Last week’s challenge — inspired by Lauren Singer, a 23-year-old blogger living in NYC who hasn’t produced ANY waste in two-plus years — was to pay attention to how much waste you produce and try to produce less. I found that simply being attentive helped me produce less garbage. For example, I refrained from using paper towels whenever possible, and instead of grabbing a stack of paper napkins at Starbucks, I only took one. I made sure to recycle even small pieces of paper, like oatmeal packets, that can easily sneak into the garbage. I reused envelopes when mailing packages at the post office. Instead of using Ziplock baggies to pack my veggie snacks, I used reusable containers. {Purchasing glass containers is on my to-do-list!} I aim to continue being aware of and working to reduce my waste, and I have a goal of learning how to start a compost container, too, for food waste. My sweetheart composts and it was something I was attracted to about him from the very beginning — his care for small details to help the environment. #treehuggersmakemeswoon

allyn trees

This week’s challenge was inspired by a conversation I had with my sweetie earlier this week. We always call each other to say goodnight and talk about our days, and sometimes we wind up on these conversational tangents that are really fascinating and I feel like I learn so much more about him from our long meandering talks. Anyway, somehow we got on the topic of how we perceive ourselves, and he said something I wasn’t anticipating: that sometimes he is surprised by things I say about myself here, on my blog.

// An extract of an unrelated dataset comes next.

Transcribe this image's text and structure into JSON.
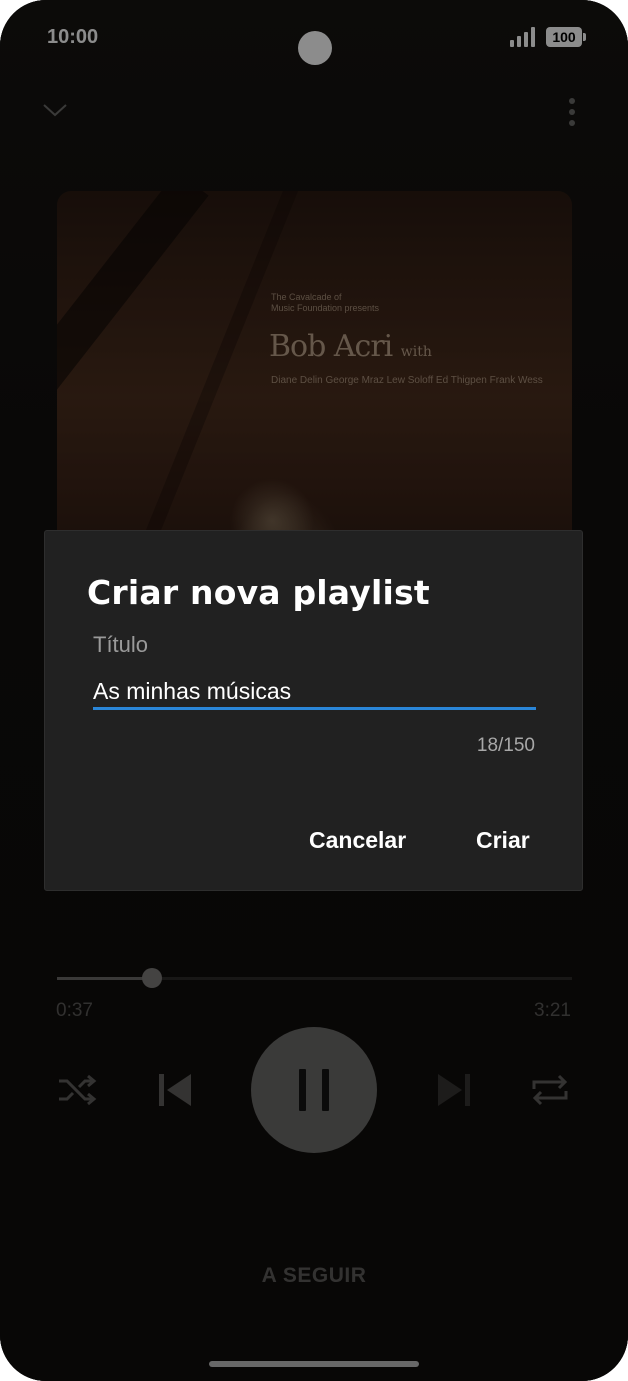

For example, a few weeks ago when I posted about how I’m learning to say “No” to things and how I tend to say “Maybe” and hem and haw and dread until I eventually say “No” and feel like I’m letting the person down — Allyn said that he never had that view of me at all. He sees me as someone who is very intentional about how I spend my time and proactive about committing to the things that matter to me. Of course, he admitted, there are surely things in my daily life and routine and work obligations, etc. that he doesn’t know about, but still — it got me thinking.

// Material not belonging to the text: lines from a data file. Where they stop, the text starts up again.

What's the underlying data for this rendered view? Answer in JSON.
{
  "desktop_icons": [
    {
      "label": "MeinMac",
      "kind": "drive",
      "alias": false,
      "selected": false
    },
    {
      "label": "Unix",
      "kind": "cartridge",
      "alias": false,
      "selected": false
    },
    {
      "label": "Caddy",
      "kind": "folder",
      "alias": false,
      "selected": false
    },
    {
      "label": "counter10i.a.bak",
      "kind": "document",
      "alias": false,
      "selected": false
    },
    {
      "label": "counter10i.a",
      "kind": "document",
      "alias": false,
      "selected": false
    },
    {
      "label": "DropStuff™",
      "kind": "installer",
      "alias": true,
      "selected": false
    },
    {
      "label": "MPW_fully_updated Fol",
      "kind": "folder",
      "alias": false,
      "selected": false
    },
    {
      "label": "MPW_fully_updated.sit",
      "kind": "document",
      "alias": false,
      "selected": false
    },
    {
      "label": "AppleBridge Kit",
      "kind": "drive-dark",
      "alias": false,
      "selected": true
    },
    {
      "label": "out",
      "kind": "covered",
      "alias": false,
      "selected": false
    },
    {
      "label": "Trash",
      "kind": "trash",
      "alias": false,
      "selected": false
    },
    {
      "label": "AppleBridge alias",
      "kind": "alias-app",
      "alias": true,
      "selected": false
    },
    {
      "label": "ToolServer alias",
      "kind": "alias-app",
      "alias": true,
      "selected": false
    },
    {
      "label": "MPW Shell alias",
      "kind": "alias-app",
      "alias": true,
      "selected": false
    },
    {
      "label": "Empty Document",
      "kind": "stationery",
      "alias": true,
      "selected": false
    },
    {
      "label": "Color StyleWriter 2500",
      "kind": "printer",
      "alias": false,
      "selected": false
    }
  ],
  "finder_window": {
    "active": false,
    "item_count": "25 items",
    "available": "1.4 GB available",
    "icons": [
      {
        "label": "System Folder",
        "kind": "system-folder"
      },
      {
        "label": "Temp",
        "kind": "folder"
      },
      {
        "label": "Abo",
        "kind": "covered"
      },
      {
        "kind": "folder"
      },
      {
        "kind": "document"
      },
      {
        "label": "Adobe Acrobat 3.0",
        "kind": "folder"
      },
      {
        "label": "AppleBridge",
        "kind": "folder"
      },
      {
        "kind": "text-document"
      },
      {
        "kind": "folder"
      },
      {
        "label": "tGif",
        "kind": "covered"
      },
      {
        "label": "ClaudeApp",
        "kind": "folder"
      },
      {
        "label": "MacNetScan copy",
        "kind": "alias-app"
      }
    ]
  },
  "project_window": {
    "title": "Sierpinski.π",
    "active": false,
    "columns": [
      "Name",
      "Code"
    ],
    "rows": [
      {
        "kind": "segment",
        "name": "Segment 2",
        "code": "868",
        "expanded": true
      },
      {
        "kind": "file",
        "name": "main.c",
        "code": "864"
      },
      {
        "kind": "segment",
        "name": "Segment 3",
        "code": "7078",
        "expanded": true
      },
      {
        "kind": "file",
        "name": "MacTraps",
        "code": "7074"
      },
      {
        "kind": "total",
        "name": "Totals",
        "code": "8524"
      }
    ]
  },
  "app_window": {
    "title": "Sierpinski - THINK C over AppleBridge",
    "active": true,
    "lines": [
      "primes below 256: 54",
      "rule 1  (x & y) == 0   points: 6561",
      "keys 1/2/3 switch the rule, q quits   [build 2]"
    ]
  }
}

And when I tried to come up with specific examples of things I have said “Yes” to lately that I really haven’t wanted to do, my list was pretty dang short. A lot of memories I have of that behavior are pretty far in the past, like back in my high school and college days. I realized that maybe, without realizing it, I’ve been holding onto a limiting belief about myself and haven’t given myself credit for learning and growing. Maybe I am a different person now — stronger, more self-aware, more intentional and proactive about my time and my commitments — than I used to be when I was afraid to say, “No.” Perhaps in this instance, there is more truth in the way that Allyn sees me, than in the way I see myself.

view of trees

So this week’s challenge is to do some journaling about your beliefs: about yourself, your life, your relationships, your world. Be honest. Don’t write about what you “think” you should believe; write the story you tell yourself, deep down. Then reflect on what you’ve written. Is something you believe about yourself holding you back? Is anything an old, worn-out belief that is no longer serving you? How about letting go of it? If you are the type of person who likes ritual {as I do!} write your limiting belief or idea on a slip of paper and burn it to symbolize releasing it from your life.

Questions for the morning:

  • How did you reduce the waste you produce?
  • What is one limiting belief or idea that you could let go of today?